When the staff member with an impairment requests an accommodation to assist in the performance of a job, the manager/supervisor/department head should provide the staff member with a copy of the Reasonable Accommodations Request Form.

 The staff member is then responsible for the following:

  1. Forwarding the completed Reasonable Accommodation Request Form to the Program Director, Employment and Public Reasonable Accommodations. (Any copies of the Reasonable Accommodation Request Form kept within the department should be maintained in a separate secure file, away from the personnel file.) and;
  2. Forwarding the Healthcare Provider Medical Information Request form and all pertinent medical and/or psychological documentation regarding his/her impairment to Dr. George Jackson at Employee/Occupational Health and Wellness, either via fax, (919) 684-1852, or campus mail at Box 3148 DUMC. (Please see documentation guidelines at www.access.duke.edu.)

Employee Occupational Health and Wellness (EOHW)may need to contact appropriate healthcare providers to determine if the staff member meets the definitional requirements of a disability under ADA and, if so, to identify any functional limitations related to the job.

The Program Director, Employment and Public Reasonable Accommodations explores possible accommodations with appropriate resources which may include, but not be limited to the Job Accommodation Network.

Possible accommodations are reviewed with the manager/supervisor/department head before a final offer of reasonable accommodations is made to the staff member.

If the staff member is dissatisfied with the reasonable accommodations offered, he/she may contact the Office of Institutional Equity at (919) 684-8222.

Whom to Contact

Questions/comments related to the Reasonable Accommodation Process should be referred to the Program Director, Employment and Public Reasonable Accommodations at (919) 684-8247.

General questions, comments, concerns related to University access or compliance should be referred to the Director, Disability Management System at (919) 668-6213.

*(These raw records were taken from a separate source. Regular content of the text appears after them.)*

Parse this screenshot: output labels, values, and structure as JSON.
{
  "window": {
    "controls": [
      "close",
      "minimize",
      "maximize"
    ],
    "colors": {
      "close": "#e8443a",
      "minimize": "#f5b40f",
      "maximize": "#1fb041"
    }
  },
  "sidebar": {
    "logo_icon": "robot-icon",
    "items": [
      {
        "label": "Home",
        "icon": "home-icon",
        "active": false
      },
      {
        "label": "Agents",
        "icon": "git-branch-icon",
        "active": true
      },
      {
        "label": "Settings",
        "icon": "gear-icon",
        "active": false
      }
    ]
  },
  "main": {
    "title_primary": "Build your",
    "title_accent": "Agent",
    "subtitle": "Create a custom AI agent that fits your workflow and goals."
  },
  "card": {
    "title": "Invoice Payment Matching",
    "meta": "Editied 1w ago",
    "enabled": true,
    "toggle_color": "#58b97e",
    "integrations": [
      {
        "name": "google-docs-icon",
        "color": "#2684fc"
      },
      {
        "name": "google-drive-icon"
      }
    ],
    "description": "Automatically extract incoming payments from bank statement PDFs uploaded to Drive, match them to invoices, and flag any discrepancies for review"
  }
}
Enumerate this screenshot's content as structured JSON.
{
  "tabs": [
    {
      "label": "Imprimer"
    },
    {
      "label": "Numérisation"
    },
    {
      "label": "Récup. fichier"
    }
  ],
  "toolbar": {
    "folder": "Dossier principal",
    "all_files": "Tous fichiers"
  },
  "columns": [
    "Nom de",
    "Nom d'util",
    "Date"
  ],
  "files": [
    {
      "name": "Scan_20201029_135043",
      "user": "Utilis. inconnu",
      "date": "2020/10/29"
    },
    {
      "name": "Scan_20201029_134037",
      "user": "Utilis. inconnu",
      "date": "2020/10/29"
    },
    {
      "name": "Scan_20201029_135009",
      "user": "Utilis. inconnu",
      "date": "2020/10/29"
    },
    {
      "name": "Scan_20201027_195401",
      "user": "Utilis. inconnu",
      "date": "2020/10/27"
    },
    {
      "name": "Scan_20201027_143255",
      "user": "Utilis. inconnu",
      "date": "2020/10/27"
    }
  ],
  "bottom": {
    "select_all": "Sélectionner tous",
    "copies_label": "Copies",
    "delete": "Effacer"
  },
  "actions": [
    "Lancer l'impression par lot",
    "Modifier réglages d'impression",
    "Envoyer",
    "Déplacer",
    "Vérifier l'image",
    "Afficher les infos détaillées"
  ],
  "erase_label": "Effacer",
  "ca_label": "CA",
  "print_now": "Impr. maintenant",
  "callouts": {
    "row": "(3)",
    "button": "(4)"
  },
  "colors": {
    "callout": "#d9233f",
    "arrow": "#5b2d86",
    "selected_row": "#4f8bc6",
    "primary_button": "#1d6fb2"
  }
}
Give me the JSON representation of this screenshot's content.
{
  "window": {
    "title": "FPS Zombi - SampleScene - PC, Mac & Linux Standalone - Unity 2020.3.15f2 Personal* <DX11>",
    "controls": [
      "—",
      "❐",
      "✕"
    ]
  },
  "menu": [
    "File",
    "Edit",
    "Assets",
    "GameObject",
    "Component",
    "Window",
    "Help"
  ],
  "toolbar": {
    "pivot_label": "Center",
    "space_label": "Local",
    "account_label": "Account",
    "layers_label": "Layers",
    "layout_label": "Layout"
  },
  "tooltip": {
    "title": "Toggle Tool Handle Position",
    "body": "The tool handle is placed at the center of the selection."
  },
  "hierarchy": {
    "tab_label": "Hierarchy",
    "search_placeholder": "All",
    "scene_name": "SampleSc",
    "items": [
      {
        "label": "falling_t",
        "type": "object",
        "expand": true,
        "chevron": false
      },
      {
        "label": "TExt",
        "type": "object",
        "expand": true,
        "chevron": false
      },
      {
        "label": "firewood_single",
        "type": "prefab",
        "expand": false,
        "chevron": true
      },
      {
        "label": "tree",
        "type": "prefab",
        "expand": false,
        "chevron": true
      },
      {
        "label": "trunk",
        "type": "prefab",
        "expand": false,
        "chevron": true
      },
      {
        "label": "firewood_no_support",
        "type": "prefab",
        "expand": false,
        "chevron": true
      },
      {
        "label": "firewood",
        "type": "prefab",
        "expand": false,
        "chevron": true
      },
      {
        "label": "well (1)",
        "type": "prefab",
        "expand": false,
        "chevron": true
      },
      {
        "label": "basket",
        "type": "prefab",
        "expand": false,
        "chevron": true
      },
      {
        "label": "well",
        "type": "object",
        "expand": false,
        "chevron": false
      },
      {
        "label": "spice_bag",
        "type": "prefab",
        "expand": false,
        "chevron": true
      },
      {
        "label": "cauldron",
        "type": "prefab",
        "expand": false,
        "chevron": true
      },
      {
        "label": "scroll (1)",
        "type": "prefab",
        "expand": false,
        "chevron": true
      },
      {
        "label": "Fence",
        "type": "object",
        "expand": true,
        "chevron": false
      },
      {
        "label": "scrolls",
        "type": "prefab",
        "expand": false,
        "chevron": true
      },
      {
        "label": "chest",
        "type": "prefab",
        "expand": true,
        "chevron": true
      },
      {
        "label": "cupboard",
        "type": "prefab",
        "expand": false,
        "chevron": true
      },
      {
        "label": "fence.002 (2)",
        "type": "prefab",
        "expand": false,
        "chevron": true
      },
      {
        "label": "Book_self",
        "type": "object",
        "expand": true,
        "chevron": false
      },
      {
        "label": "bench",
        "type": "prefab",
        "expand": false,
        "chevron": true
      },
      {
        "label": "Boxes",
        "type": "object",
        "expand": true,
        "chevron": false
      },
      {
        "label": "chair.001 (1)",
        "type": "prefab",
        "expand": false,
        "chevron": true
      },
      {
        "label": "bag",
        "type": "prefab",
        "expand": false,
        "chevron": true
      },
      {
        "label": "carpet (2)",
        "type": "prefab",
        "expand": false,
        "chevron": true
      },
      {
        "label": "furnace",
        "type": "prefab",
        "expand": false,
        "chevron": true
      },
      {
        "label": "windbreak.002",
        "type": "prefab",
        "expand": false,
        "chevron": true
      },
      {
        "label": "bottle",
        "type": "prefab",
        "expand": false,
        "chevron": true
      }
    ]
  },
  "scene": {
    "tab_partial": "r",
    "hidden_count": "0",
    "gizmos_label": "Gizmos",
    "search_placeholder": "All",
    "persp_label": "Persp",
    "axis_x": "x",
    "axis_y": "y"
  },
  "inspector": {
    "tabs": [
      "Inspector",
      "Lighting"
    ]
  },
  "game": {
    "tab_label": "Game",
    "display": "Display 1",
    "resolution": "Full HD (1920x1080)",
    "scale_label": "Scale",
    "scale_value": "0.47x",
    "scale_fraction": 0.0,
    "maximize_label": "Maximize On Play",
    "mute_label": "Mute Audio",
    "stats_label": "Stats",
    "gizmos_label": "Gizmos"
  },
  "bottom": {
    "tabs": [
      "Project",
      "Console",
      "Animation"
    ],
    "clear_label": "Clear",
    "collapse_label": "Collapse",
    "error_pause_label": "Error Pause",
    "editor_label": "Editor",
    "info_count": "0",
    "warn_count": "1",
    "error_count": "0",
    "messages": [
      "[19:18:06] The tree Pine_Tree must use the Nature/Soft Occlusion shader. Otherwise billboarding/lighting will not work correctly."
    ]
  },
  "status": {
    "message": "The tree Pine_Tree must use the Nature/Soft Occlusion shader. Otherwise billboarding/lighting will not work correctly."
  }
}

The University shall offer equal opportunity to its employees and applicants for employment without regard to race, color, religion, national origin, disability or veteran status, sexual orientation or preference, sex or age.

This information is available in alternative format upon request. Please call 919-684-8247.